JESUS “BATIKULING” BALMORI
( 1887 – 1948 )
Renowned Filipino Poet in Spanish
A literary virtuoso in
Spanish, Jesus Balmori was born in Ermita,
While still is his teens, Balmori was already gathering literary honors and prizes for his poetry. In a Rizal Day contest, his three poems, each bearing a different pen name, won the first, second, third prizes. In 1904, when he was 17, he published his first book of verses, Rimas Malayas. A second volume containing his satirical verses, El Librode mis Vidas Manileñas, came out in 1928.
Later, he figured in friendly poetical joust with other well-known poets in Spanish of his time, notably Manuel Bernabe of Parañaque and the Ilonggo Flavio Zaragosa Cano, emerging triumphant each time.
Before the war, Balmori popularly known as “Batikuling” write a column in Vanguardia, a daily afternoon newspaper belonging to the TVT publications called “Vida Manileña”, it was a trenchant critique of society’s power elite, showcasing, his gift fore irony and satirical humor, as well as serious verses. After the war, he wrote a similar column, “Vida Filipina”, for the Vox de Manila. However, the number of Spanish-speaking readers was already diminishing by that time.
Balmori already wrote three novels: “Bancarrota de Almas”, “Se Desho la flor”, and “Fajaros de Fuego” which was completed during the Japanese occupation, along with three- act dramas, which was performed to the capacity crowd at the Manila Grand Opera House: Compañados de Gloria”, “Las de Sungkit en Malacañang”, Doña Juana LA Oca”, Flor del Carmelo”, and Hidra.
It was as a lyric poet, however, on which his fame and reputation rested.
In 1908, his poem “Gloria” was adjudged first prized winner in a contest sponsored by El Renacimiento. In 1920, another poem of his “A Nuestro Señor Don Quijote de la Mancha”, copped the major award in a contest promoted by Casas de España.
He reached the pinnacle of his success as a poet in November 1938 when his Mi Casa de Nipa, a collection of his best poems, gave him the first prize in the national literary contests held under the auspices of the Commonwealth Government, as a part of its third anniversary celebration.
Sent aboard as Philippine Ambassador of Goodwill, Balmori was received enthusiastically in Spain, Mexico, South America, and Japan. In Spain, Generalissimo Francisco Franco decorated him with the Cross-of the Falangistas.
He was traveling in Mexico when he suffered partial paralysis. He died on May 23, 1948, of the cancer of the throat. At the time of his death, he was a presidential technical assistant and a member of the Philippine Historical Research Committee. He died shortly after dictating his last poem, “A Cristo”, to his wife. Even at death’s door, he was still breathing poetry.

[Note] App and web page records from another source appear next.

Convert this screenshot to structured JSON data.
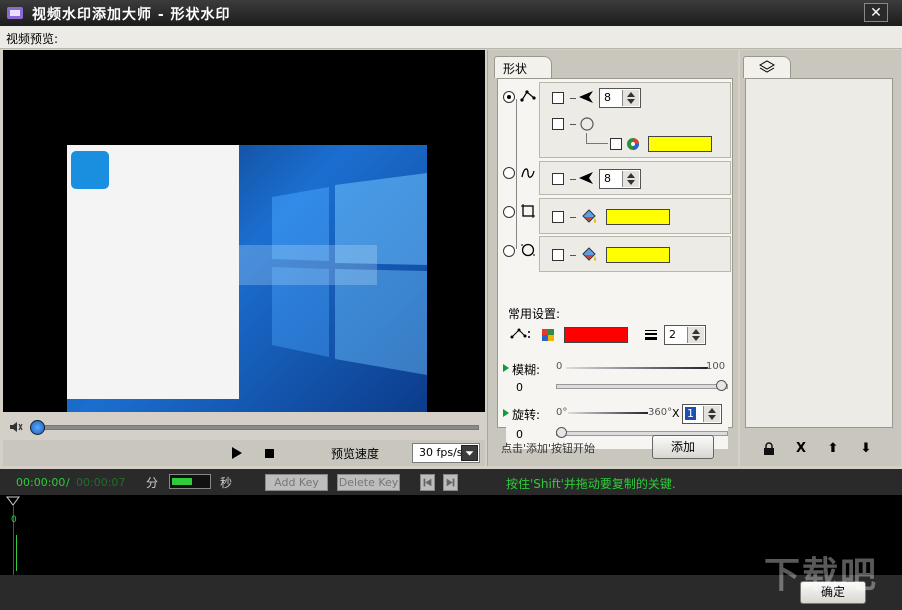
{
  "window": {
    "title": "视频水印添加大师 - 形状水印",
    "close_glyph": "✕"
  },
  "preview": {
    "label": "视频预览:"
  },
  "playback": {
    "speed_label": "预览速度",
    "fps_value": "30 fps/s"
  },
  "shape_panel": {
    "tab_label": "形状",
    "row1_size": "8",
    "row2_size": "8",
    "common_label": "常用设置:",
    "line_width": "2",
    "blur_label": "模糊:",
    "blur_min": "0",
    "blur_max": "100",
    "blur_value": "0",
    "rotate_label": "旋转:",
    "rotate_min": "0°",
    "rotate_max": "360°",
    "rotate_x": "X",
    "rotate_multiplier": "1",
    "rotate_value": "0",
    "hint": "点击'添加'按钮开始",
    "add_button": "添加"
  },
  "key_panel": {
    "lock_glyph": "🔒",
    "delete_glyph": "X",
    "up_glyph": "⬆",
    "down_glyph": "⬇"
  },
  "timeline": {
    "current_time": "00:00:00",
    "separator": "/",
    "total_time": "00:00:07",
    "min_label": "分",
    "sec_label": "秒",
    "add_key": "Add Key",
    "delete_key": "Delete Key",
    "shift_hint": "按住'Shift'并拖动要复制的关键.",
    "marker_value": "0"
  },
  "footer": {
    "ok_button": "确定",
    "watermark": "下载吧"
  },
  "colors": {
    "shape_fill": "#ffff00",
    "line_color": "#ff0000",
    "time_green": "#2ecc3a"
  }
}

The glory of Spanish poetry was Balmori’s. In the words of Antonio Perez de Olaguer. “Had been in Spain, he would be primerisimo poeta lirico and his inseparable Batikuling would be catalogue as the first figure cultivating satire with fringe if large humor in the manner of Quevedo.